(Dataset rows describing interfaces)
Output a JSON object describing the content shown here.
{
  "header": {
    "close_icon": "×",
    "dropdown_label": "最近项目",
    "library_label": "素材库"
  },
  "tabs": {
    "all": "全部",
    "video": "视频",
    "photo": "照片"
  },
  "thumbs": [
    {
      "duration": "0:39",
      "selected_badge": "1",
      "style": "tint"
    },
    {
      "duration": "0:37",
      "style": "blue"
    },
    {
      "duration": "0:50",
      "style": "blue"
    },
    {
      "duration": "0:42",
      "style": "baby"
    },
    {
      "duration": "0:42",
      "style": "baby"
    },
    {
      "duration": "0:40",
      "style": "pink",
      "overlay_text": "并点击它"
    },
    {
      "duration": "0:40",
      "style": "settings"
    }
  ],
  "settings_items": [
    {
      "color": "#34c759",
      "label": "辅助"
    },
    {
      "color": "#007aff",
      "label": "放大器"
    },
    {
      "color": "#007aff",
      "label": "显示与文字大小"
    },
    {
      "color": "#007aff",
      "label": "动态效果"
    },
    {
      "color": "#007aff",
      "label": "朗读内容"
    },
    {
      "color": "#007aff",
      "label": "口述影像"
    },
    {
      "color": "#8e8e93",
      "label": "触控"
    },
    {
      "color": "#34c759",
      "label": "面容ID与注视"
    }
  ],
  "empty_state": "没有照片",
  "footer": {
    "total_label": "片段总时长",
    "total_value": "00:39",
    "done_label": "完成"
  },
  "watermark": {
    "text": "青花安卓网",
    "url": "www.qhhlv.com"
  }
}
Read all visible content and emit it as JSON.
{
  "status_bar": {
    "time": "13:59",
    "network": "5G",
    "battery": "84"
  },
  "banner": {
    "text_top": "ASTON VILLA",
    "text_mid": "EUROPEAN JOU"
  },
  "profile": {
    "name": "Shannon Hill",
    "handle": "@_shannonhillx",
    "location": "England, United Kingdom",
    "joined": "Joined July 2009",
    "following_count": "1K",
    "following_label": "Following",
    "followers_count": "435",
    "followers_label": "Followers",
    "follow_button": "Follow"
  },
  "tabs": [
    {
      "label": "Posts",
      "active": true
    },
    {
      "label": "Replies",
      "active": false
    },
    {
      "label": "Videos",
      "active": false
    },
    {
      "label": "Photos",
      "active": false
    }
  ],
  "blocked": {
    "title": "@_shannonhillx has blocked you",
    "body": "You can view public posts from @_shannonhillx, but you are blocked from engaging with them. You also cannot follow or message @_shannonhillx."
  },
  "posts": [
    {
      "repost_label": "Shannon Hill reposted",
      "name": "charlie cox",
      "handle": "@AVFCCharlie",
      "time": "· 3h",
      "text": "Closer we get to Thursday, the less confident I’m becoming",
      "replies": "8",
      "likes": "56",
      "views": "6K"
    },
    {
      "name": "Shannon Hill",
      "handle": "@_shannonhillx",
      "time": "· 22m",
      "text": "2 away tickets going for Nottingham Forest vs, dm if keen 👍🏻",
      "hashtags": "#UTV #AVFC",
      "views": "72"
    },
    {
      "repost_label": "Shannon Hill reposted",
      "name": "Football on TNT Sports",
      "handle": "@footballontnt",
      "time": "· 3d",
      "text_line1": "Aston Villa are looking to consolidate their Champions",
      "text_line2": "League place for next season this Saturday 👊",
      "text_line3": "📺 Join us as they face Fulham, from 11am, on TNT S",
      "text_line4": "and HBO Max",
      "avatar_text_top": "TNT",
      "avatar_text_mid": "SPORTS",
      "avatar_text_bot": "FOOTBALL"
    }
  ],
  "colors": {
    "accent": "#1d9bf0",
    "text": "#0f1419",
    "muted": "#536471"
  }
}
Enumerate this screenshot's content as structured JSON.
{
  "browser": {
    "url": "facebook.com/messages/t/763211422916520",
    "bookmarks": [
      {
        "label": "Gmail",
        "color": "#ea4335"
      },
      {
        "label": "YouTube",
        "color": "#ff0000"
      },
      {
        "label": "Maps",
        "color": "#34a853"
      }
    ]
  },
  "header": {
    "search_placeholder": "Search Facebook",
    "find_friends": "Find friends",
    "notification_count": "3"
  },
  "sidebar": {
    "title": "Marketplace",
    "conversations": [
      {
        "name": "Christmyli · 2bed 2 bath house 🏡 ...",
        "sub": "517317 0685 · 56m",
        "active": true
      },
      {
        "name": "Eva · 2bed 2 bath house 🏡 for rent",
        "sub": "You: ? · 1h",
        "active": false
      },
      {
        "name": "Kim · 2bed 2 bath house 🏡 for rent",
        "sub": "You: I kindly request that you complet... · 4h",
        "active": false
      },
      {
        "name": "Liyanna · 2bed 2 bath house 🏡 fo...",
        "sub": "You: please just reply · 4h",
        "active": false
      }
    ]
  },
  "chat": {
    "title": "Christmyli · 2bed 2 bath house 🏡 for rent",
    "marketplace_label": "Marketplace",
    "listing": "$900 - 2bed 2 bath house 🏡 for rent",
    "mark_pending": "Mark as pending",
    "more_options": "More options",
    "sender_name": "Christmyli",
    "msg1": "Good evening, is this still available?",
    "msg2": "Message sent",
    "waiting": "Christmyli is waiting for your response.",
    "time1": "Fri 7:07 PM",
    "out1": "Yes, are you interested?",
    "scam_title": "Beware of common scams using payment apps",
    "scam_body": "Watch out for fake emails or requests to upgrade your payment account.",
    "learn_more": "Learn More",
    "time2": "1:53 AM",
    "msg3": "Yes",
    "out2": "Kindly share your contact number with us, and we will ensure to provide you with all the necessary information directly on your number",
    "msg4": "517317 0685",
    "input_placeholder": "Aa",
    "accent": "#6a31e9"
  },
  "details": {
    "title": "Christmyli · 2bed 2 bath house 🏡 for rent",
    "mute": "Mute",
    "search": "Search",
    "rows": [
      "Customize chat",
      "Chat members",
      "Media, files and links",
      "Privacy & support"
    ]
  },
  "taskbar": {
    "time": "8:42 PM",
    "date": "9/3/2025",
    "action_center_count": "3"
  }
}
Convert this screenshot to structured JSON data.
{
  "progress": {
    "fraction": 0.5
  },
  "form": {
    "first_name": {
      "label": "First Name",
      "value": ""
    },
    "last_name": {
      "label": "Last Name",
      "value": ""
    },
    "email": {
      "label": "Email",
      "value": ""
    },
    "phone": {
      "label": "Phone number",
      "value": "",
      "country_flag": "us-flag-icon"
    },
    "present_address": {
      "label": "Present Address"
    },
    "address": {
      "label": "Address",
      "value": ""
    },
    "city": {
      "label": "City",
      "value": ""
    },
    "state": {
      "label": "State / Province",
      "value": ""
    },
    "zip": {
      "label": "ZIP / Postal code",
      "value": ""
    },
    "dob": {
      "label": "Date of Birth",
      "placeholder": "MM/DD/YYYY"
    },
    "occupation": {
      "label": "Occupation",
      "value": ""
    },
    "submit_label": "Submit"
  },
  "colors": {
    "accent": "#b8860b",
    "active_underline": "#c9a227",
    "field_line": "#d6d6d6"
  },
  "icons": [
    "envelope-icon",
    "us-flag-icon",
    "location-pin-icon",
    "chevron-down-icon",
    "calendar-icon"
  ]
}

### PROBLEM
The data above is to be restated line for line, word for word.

### WRITTEN RESPONSE
Output a JSON object describing the content shown here.
{
  "header": {
    "close_icon": "×",
    "dropdown_label": "最近项目",
    "library_label": "素材库"
  },
  "tabs": {
    "all": "全部",
    "video": "视频",
    "photo": "照片"
  },
  "thumbs": [
    {
      "duration": "0:39",
      "selected_badge": "1",
      "style": "tint"
    },
    {
      "duration": "0:37",
      "style": "blue"
    },
    {
      "duration": "0:50",
      "style": "blue"
    },
    {
      "duration": "0:42",
      "style": "baby"
    },
    {
      "duration": "0:42",
      "style": "baby"
    },
    {
      "duration": "0:40",
      "style": "pink",
      "overlay_text": "并点击它"
    },
    {
      "duration": "0:40",
      "style": "settings"
    }
  ],
  "settings_items": [
    {
      "color": "#34c759",
      "label": "辅助"
    },
    {
      "color": "#007aff",
      "label": "放大器"
    },
    {
      "color": "#007aff",
      "label": "显示与文字大小"
    },
    {
      "color": "#007aff",
      "label": "动态效果"
    },
    {
      "color": "#007aff",
      "label": "朗读内容"
    },
    {
      "color": "#007aff",
      "label": "口述影像"
    },
    {
      "color": "#8e8e93",
      "label": "触控"
    },
    {
      "color": "#34c759",
      "label": "面容ID与注视"
    }
  ],
  "empty_state": "没有照片",
  "footer": {
    "total_label": "片段总时长",
    "total_value": "00:39",
    "done_label": "完成"
  },
  "watermark": {
    "text": "青花安卓网",
    "url": "www.qhhlv.com"
  }
}
Read all visible content and emit it as JSON.
{
  "status_bar": {
    "time": "13:59",
    "network": "5G",
    "battery": "84"
  },
  "banner": {
    "text_top": "ASTON VILLA",
    "text_mid": "EUROPEAN JOU"
  },
  "profile": {
    "name": "Shannon Hill",
    "handle": "@_shannonhillx",
    "location": "England, United Kingdom",
    "joined": "Joined July 2009",
    "following_count": "1K",
    "following_label": "Following",
    "followers_count": "435",
    "followers_label": "Followers",
    "follow_button": "Follow"
  },
  "tabs": [
    {
      "label": "Posts",
      "active": true
    },
    {
      "label": "Replies",
      "active": false
    },
    {
      "label": "Videos",
      "active": false
    },
    {
      "label": "Photos",
      "active": false
    }
  ],
  "blocked": {
    "title": "@_shannonhillx has blocked you",
    "body": "You can view public posts from @_shannonhillx, but you are blocked from engaging with them. You also cannot follow or message @_shannonhillx."
  },
  "posts": [
    {
      "repost_label": "Shannon Hill reposted",
      "name": "charlie cox",
      "handle": "@AVFCCharlie",
      "time": "· 3h",
      "text": "Closer we get to Thursday, the less confident I’m becoming",
      "replies": "8",
      "likes": "56",
      "views": "6K"
    },
    {
      "name": "Shannon Hill",
      "handle": "@_shannonhillx",
      "time": "· 22m",
      "text": "2 away tickets going for Nottingham Forest vs, dm if keen 👍🏻",
      "hashtags": "#UTV #AVFC",
      "views": "72"
    },
    {
      "repost_label": "Shannon Hill reposted",
      "name": "Football on TNT Sports",
      "handle": "@footballontnt",
      "time": "· 3d",
      "text_line1": "Aston Villa are looking to consolidate their Champions",
      "text_line2": "League place for next season this Saturday 👊",
      "text_line3": "📺 Join us as they face Fulham, from 11am, on TNT S",
      "text_line4": "and HBO Max",
      "avatar_text_top": "TNT",
      "avatar_text_mid": "SPORTS",
      "avatar_text_bot": "FOOTBALL"
    }
  ],
  "colors": {
    "accent": "#1d9bf0",
    "text": "#0f1419",
    "muted": "#536471"
  }
}
Enumerate this screenshot's content as structured JSON.
{
  "browser": {
    "url": "facebook.com/messages/t/763211422916520",
    "bookmarks": [
      {
        "label": "Gmail",
        "color": "#ea4335"
      },
      {
        "label": "YouTube",
        "color": "#ff0000"
      },
      {
        "label": "Maps",
        "color": "#34a853"
      }
    ]
  },
  "header": {
    "search_placeholder": "Search Facebook",
    "find_friends": "Find friends",
    "notification_count": "3"
  },
  "sidebar": {
    "title": "Marketplace",
    "conversations": [
      {
        "name": "Christmyli · 2bed 2 bath house 🏡 ...",
        "sub": "517317 0685 · 56m",
        "active": true
      },
      {
        "name": "Eva · 2bed 2 bath house 🏡 for rent",
        "sub": "You: ? · 1h",
        "active": false
      },
      {
        "name": "Kim · 2bed 2 bath house 🏡 for rent",
        "sub": "You: I kindly request that you complet... · 4h",
        "active": false
      },
      {
        "name": "Liyanna · 2bed 2 bath house 🏡 fo...",
        "sub": "You: please just reply · 4h",
        "active": false
      }
    ]
  },
  "chat": {
    "title": "Christmyli · 2bed 2 bath house 🏡 for rent",
    "marketplace_label": "Marketplace",
    "listing": "$900 - 2bed 2 bath house 🏡 for rent",
    "mark_pending": "Mark as pending",
    "more_options": "More options",
    "sender_name": "Christmyli",
    "msg1": "Good evening, is this still available?",
    "msg2": "Message sent",
    "waiting": "Christmyli is waiting for your response.",
    "time1": "Fri 7:07 PM",
    "out1": "Yes, are you interested?",
    "scam_title": "Beware of common scams using payment apps",
    "scam_body": "Watch out for fake emails or requests to upgrade your payment account.",
    "learn_more": "Learn More",
    "time2": "1:53 AM",
    "msg3": "Yes",
    "out2": "Kindly share your contact number with us, and we will ensure to provide you with all the necessary information directly on your number",
    "msg4": "517317 0685",
    "input_placeholder": "Aa",
    "accent": "#6a31e9"
  },
  "details": {
    "title": "Christmyli · 2bed 2 bath house 🏡 for rent",
    "mute": "Mute",
    "search": "Search",
    "rows": [
      "Customize chat",
      "Chat members",
      "Media, files and links",
      "Privacy & support"
    ]
  },
  "taskbar": {
    "time": "8:42 PM",
    "date": "9/3/2025",
    "action_center_count": "3"
  }
}
Convert this screenshot to structured JSON data.
{
  "progress": {
    "fraction": 0.5
  },
  "form": {
    "first_name": {
      "label": "First Name",
      "value": ""
    },
    "last_name": {
      "label": "Last Name",
      "value": ""
    },
    "email": {
      "label": "Email",
      "value": ""
    },
    "phone": {
      "label": "Phone number",
      "value": "",
      "country_flag": "us-flag-icon"
    },
    "present_address": {
      "label": "Present Address"
    },
    "address": {
      "label": "Address",
      "value": ""
    },
    "city": {
      "label": "City",
      "value": ""
    },
    "state": {
      "label": "State / Province",
      "value": ""
    },
    "zip": {
      "label": "ZIP / Postal code",
      "value": ""
    },
    "dob": {
      "label": "Date of Birth",
      "placeholder": "MM/DD/YYYY"
    },
    "occupation": {
      "label": "Occupation",
      "value": ""
    },
    "submit_label": "Submit"
  },
  "colors": {
    "accent": "#b8860b",
    "active_underline": "#c9a227",
    "field_line": "#d6d6d6"
  },
  "icons": [
    "envelope-icon",
    "us-flag-icon",
    "location-pin-icon",
    "chevron-down-icon",
    "calendar-icon"
  ]
}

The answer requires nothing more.